■ WHAT YOU WILL DO
Report every line of the material that contains the string "label".

☆ ☆ ☆ ☆

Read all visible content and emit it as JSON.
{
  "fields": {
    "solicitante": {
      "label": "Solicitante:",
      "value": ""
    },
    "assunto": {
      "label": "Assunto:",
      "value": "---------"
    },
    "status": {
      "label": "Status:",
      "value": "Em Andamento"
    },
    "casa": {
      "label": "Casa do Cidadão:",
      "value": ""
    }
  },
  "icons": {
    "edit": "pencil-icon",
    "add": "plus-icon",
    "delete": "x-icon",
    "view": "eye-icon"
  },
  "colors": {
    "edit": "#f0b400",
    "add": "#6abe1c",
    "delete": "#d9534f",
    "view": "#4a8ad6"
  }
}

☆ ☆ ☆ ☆

■ WRITTEN ANSWER
      "label": "Solicitante:",
      "label": "Assunto:",
      "label": "Status:",
      "label": "Casa do Cidadão:",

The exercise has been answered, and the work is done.